What is maintenance? In common language, it is usually called alimony. The Courts and your legal papers will call it maintenance. Maintenance is defined as the payment of money from one spouse (or a former spouse) to the other spouse. The purpose of maintenance is to ultimately allow you to become financially self-sufficient. You can receive maintenance at the same time as receiving child support. However, whatever amounts you receive in maintenance can (and probably will) reduce how much child support you receive.
To Whom is Alimony Awarded?
Maintenance may be awarded to either spouse without regard to gender. Therefore, either spouse may request maintenance as part of the divorce. However, if you want to be eligible for maintenance you must request it in your Complaint or Answer.
Who is Eligible to Receive Alimony?
In deciding whether you are eligible for maintenance, the Court uses the following factors:
- The income and property of the respective spouses, including marital property distributed pursuant to equitable distribution
- The duration of the marriage
- The age and health of the respective spouses
- The present and future earning capacities of both spouses
- The ability of the person seeking maintenance to become self-supporting
- Whether there is a reduced or lost earning capacity of the person seeking maintenance which resulted from forgoing or delaying training or employment during the marriage
- The presence of children of the marriage in the respective homes of the spouses
- The tax consequences to the parties
- Other contributions and services of the spouse seeking maintenance
- Whether either spouse has wasted the marital assets (also known as wasteful dissipation of marital assets)
- Transfers made by a spouse in contemplation of the divorce action at below-market value
- Any other factor the Court determines as being relevant
In general terms, the most important factors are: the length of the marriage and the income of the spouses. Each marriage and divorce is different. Therefore, it is difficult to predict if you will be eligible for maintenance. However, if your marriage was 5 years or less, it is very unlikely that you will receive maintenance. In contrast, if your marriage lasted 20 years or more and there is a financial reason to award maintenance, then you may have a good chance of receiving maintenance. If you fall between these two extremes, then the closer you marriage is to 20 years, the better your chances of receiving maintenance.
Getting Temporary Maintenance
In addition, once the divorce action is started (commenced), your attorney can file a motion requesting a temporary award of maintenance. This is called a "pendente lite" request. Your attorney will need to submit a motion requesting temporary maintenance (this is called a pendente lite motion). The Courts will review the motion papers submitted in support of the request for temporary maintenance. In some instances, the Court will require a hearing to determine if temporary maintenance is justified, however, a hearing is not required.
If the Court awards temporary maintenance, this does not necessarily mean that you will be awarded maintenance after the divorce is final.
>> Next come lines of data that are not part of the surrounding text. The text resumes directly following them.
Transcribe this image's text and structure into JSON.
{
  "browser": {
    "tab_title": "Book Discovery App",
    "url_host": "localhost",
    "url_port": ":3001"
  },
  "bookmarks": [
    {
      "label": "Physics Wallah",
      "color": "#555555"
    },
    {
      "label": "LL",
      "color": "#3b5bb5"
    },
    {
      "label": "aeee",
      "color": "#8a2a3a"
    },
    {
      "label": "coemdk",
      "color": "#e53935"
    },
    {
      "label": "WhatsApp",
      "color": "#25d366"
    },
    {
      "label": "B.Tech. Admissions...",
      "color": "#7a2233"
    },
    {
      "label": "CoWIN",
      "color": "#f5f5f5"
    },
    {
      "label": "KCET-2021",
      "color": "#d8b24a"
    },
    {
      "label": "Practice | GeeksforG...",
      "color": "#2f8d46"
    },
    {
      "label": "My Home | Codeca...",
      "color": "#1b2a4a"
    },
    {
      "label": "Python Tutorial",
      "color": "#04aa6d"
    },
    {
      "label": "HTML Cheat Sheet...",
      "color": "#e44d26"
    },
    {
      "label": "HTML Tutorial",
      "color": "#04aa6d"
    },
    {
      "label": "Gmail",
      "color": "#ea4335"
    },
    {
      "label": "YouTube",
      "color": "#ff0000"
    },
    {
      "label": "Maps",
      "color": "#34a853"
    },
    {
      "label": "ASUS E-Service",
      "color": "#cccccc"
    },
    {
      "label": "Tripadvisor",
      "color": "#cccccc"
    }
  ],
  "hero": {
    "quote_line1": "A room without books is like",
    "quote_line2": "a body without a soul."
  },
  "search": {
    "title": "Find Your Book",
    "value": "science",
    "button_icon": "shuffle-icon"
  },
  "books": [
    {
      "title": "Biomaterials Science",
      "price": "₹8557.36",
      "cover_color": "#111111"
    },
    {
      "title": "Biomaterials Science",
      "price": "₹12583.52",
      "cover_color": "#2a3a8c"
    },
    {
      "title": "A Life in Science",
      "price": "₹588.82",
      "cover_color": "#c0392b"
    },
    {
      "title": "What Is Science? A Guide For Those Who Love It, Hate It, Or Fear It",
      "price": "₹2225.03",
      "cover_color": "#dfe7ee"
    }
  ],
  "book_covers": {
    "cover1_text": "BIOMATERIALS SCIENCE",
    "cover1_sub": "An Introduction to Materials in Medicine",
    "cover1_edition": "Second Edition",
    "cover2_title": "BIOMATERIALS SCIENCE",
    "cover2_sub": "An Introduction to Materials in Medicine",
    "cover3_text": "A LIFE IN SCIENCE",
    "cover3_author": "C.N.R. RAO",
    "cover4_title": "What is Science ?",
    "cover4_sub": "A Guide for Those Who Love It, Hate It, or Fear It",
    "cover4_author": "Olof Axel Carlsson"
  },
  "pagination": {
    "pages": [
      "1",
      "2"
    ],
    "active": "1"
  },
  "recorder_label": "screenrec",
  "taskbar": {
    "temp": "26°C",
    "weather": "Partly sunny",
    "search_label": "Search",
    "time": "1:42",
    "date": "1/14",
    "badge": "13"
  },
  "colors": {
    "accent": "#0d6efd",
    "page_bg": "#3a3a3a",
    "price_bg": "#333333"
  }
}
A final award of maintenance can only determined at the conclusion of a divorce and must be based on the factors listed above.
Assuming you are awarded maintenance, there will be two parts to the award:
- How long you will receive maintenance
- The monetary amount of the award
How Long will Alimony Last?
It is possible to receive maintenance for the lifetime of the paying spouse. Regardless of what the court order specifies, maintenance will automatically terminate upon the following events:
- The receiving spouse is remarried
- The paying spouse dies
Maintenance payments may end if there is proof that the receiving spouse is habitually living with another person and holding themselves out as husband and wife. If instead of a court order, the parties have agreed to pay maintenance then the agreement will specify when and upon what circumstances maintenance will automatically terminate.